Maybe it’s all the space. Maybe it’s all the feel-good multiculturalism propaganda and virtue signaling. It could be that it’s just too cold to get argy-bargy up here. Whatever the reason, in Canada, multiculturalism has not increased tensions or decreased patriotism. And, if you think it has, as Bernier may, then you likely come from a part of Canada with almost no cultural diversity, as Bernier does, and simply have no reference points to judge.
Second, and this is the thing that aggravates me, as a vocal libertarian why does Maxime Bernier care? I actually really like many of his ideas. His willingness to take on Canada’s ridiculous dairy cartel is almost uniquely reasonable in a Parliament crowded with economic illiterates and shameless panderers (Note: If your MP supports supply management, they are only one or the other. There is no third option.)
But it’s his lonely defence of libertarian ideals that really warms me to the man. I, like him, believe that for the most part we should all be allowed to do whatever the hell we want, as long as it does not harm others or impose significant costs on society. That means I should be able to marry who I choose, smoke what I want and wear whatever comes natural. If that is an Indonesian sarong, and I opt to wear it to the Highland games, so be it. Likewise, if I decide to wrap myself in all things Bengali—or to march in Pride Parade—or convert to Islam— that’s not for the government to encourage nor discourage.
Maybe there is such a thing as a core Canadian identity. Maybe when I’m wearing flannel and paddling my canoe I make the country stronger. Or maybe I’m just getting myself from one portage to another. I don’t know and I don’t care.

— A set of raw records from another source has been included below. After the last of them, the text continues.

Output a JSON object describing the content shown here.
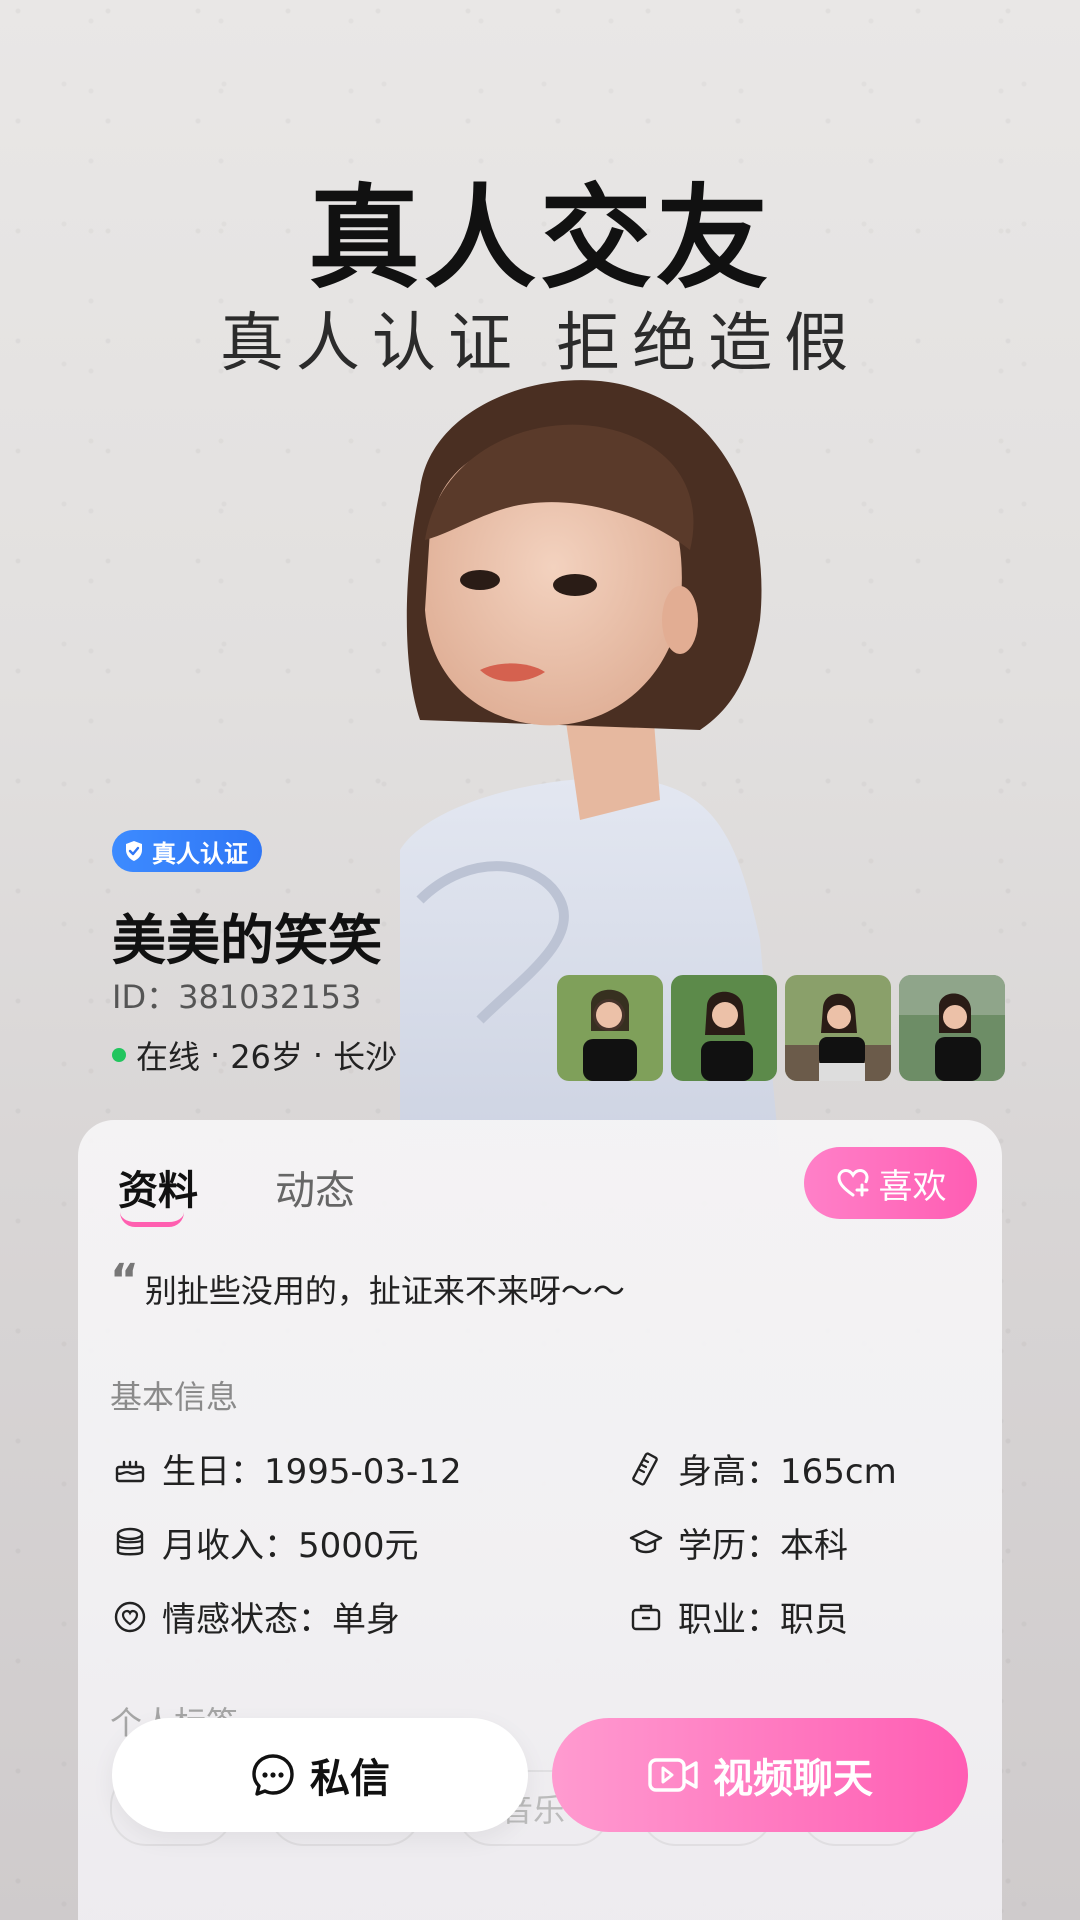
{
  "hero": {
    "title": "真人交友",
    "subtitle": "真人认证 拒绝造假"
  },
  "profile": {
    "verify_badge": "真人认证",
    "name": "美美的笑笑",
    "id_text": "ID：381032153",
    "status": "在线",
    "age": "26岁",
    "city": "长沙",
    "separator": "·"
  },
  "tabs": {
    "profile": "资料",
    "moments": "动态"
  },
  "like_button": "喜欢",
  "quote": "别扯些没用的，扯证来不来呀～～",
  "basic_info": {
    "title": "基本信息",
    "birthday": "生日：1995-03-12",
    "height": "身高：165cm",
    "income": "月收入：5000元",
    "education": "学历：本科",
    "relationship": "情感状态：单身",
    "job": "职业：职员"
  },
  "tags": {
    "title": "个人标签",
    "visible_tag": "音乐"
  },
  "actions": {
    "message": "私信",
    "video": "视频聊天"
  },
  "colors": {
    "accent_pink": "#ff5db3",
    "verify_blue": "#3d8bff",
    "online_green": "#22c55e"
  }
}
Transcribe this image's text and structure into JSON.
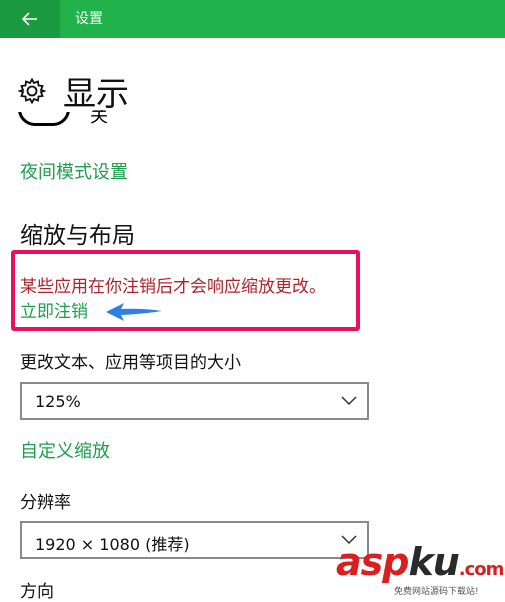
{
  "titlebar": {
    "title": "设置",
    "back_icon": "back-arrow-icon"
  },
  "header": {
    "title": "显示",
    "icon": "gear-icon"
  },
  "night_light": {
    "toggle_state": "关",
    "settings_link": "夜间模式设置"
  },
  "scale_layout": {
    "section_title": "缩放与布局",
    "notice": "某些应用在你注销后才会响应缩放更改。",
    "logout_link": "立即注销",
    "text_size_label": "更改文本、应用等项目的大小",
    "text_size_value": "125%",
    "custom_scaling_link": "自定义缩放",
    "resolution_label": "分辨率",
    "resolution_value": "1920 × 1080 (推荐)",
    "orientation_label": "方向"
  },
  "watermark": {
    "brand_a": "asp",
    "brand_b": "ku",
    "brand_c": ".com",
    "tagline": "免费网站源码下载站!"
  },
  "colors": {
    "titlebar": "#22b24c",
    "accent_link": "#1e9e4c",
    "notice_border": "#e8115e",
    "notice_text": "#b0232b"
  }
}
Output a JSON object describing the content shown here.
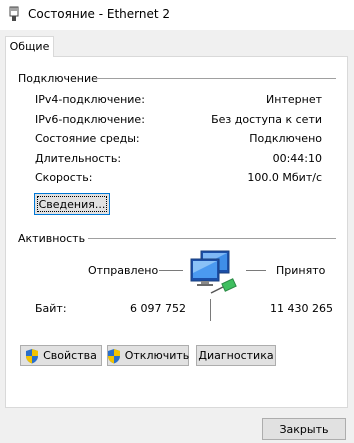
{
  "window": {
    "title": "Состояние - Ethernet 2"
  },
  "tabs": [
    {
      "label": "Общие"
    }
  ],
  "connection": {
    "heading": "Подключение",
    "rows": [
      {
        "label": "IPv4-подключение:",
        "value": "Интернет"
      },
      {
        "label": "IPv6-подключение:",
        "value": "Без доступа к сети"
      },
      {
        "label": "Состояние среды:",
        "value": "Подключено"
      },
      {
        "label": "Длительность:",
        "value": "00:44:10"
      },
      {
        "label": "Скорость:",
        "value": "100.0 Мбит/с"
      }
    ],
    "details_button": "Сведения..."
  },
  "activity": {
    "heading": "Активность",
    "sent_label": "Отправлено",
    "received_label": "Принято",
    "bytes_label": "Байт:",
    "bytes_sent": "6 097 752",
    "bytes_received": "11 430 265",
    "icon": "network-computers-icon"
  },
  "buttons": {
    "properties": "Свойства",
    "disable": "Отключить",
    "diagnose": "Диагностика",
    "close": "Закрыть"
  },
  "colors": {
    "accent": "#0078d7",
    "shield_blue": "#2a6fc9",
    "shield_yellow": "#f2c300"
  }
}
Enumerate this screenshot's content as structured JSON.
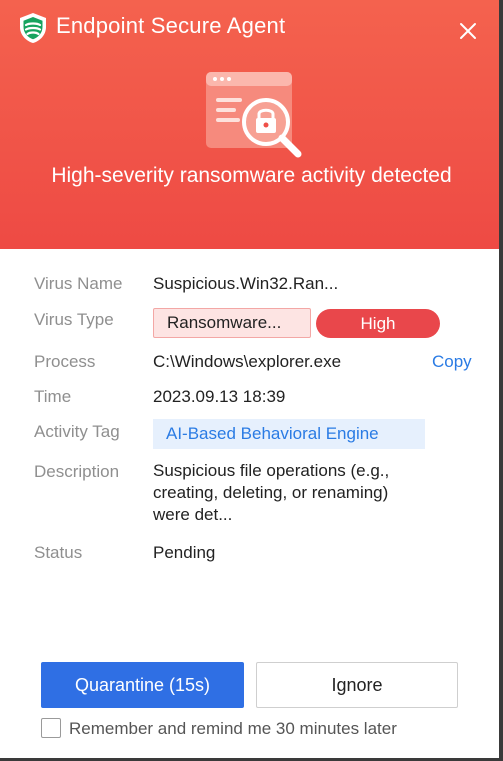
{
  "window": {
    "app_title": "Endpoint Secure Agent"
  },
  "alert": {
    "headline": "High-severity ransomware activity detected"
  },
  "details": {
    "virus_name": {
      "label": "Virus Name",
      "value": "Suspicious.Win32.Ran..."
    },
    "virus_type": {
      "label": "Virus Type",
      "value": "Ransomware...",
      "severity": "High"
    },
    "process": {
      "label": "Process",
      "value": "C:\\Windows\\explorer.exe",
      "copy_label": "Copy"
    },
    "time": {
      "label": "Time",
      "value": "2023.09.13 18:39"
    },
    "activity_tag": {
      "label": "Activity Tag",
      "value": "AI-Based Behavioral Engine"
    },
    "description": {
      "label": "Description",
      "lines": [
        "Suspicious file operations (e.g.,",
        "creating, deleting, or renaming)",
        "were det..."
      ]
    },
    "status": {
      "label": "Status",
      "value": "Pending"
    }
  },
  "actions": {
    "primary_label": "Quarantine (15s)",
    "secondary_label": "Ignore",
    "remember_label": "Remember and remind me 30 minutes later",
    "remember_checked": false
  },
  "colors": {
    "header_red": "#ef5049",
    "severity_red": "#e9474b",
    "primary_blue": "#2f6fe4",
    "link_blue": "#2a7be4"
  },
  "icons": {
    "logo": "shield-logo-icon",
    "close": "close-icon",
    "illustration": "browser-lock-magnifier-icon"
  }
}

And it’s quite likely this government spends too much time celebrating multiculturalism. But, in practice that means almost nothing. Nothing politicians or bureaucrats can do will increase or decrease the attendance at Folklorama this week.
And yes, our current Prime Minister loves to preen and prose as the progressive princeling, while emoting about “Diversity is our strength”. But he doesn’t know what that even means. None of us do. It is one of those classic political phrases that are so over-used precisely because they are so utterly meaningless. And, when Bernier asks “Where do we draw the line?” the answer is: It doesn’t matter and you (as a libertarian) shouldn’t care. Canadians, as we always have, will decide where the line is on our own.
Honestly, though, I don’t care. Right now, Canada still lacks a functioning navy. Our major trading partner is being led by an erratic con artist. Suicide rates in the north are among the worst in the world. The four hottest years in history were the last four. Opioid deaths increased by 40 per cent last year. I feel these are things that might be worth talking about, even in this lazy August heat. But debating multiculturalism? Again? Let’s give it a pass.